* _DATA SECTION_
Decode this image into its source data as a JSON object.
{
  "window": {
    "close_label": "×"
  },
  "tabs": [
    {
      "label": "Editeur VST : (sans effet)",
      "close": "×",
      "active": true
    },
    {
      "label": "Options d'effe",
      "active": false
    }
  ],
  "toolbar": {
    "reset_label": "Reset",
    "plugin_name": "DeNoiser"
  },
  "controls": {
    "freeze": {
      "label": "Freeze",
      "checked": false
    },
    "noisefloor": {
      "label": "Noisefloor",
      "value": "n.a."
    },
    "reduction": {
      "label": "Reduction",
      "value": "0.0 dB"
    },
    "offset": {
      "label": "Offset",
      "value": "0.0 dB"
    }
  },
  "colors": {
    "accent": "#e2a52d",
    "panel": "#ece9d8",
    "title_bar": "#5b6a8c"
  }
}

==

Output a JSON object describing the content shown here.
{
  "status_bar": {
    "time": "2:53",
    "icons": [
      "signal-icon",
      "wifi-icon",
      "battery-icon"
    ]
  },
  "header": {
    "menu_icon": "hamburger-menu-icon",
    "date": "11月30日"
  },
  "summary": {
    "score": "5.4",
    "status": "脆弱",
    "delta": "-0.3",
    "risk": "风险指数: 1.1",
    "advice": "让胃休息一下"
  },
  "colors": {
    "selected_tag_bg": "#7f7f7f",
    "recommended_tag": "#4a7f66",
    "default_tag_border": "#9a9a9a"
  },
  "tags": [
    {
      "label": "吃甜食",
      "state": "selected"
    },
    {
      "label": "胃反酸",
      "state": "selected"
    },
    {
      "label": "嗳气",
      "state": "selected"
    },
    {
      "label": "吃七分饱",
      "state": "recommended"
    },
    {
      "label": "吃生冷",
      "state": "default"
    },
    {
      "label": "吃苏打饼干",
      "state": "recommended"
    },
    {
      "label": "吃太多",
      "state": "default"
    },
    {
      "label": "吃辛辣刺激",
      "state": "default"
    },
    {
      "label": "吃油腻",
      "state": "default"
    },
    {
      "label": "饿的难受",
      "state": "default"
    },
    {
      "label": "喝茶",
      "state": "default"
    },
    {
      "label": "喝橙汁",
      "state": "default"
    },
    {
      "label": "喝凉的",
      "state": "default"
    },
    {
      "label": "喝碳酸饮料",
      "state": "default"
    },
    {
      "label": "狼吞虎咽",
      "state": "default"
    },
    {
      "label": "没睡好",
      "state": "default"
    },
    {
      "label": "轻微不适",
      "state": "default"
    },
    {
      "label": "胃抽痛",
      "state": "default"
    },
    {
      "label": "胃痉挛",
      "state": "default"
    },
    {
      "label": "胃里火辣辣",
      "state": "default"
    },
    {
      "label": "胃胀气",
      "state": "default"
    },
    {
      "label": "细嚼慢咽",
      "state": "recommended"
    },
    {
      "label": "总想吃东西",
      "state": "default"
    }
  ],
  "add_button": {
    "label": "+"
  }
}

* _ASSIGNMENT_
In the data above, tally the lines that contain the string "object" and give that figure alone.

* _RESPONSE BELOW_
2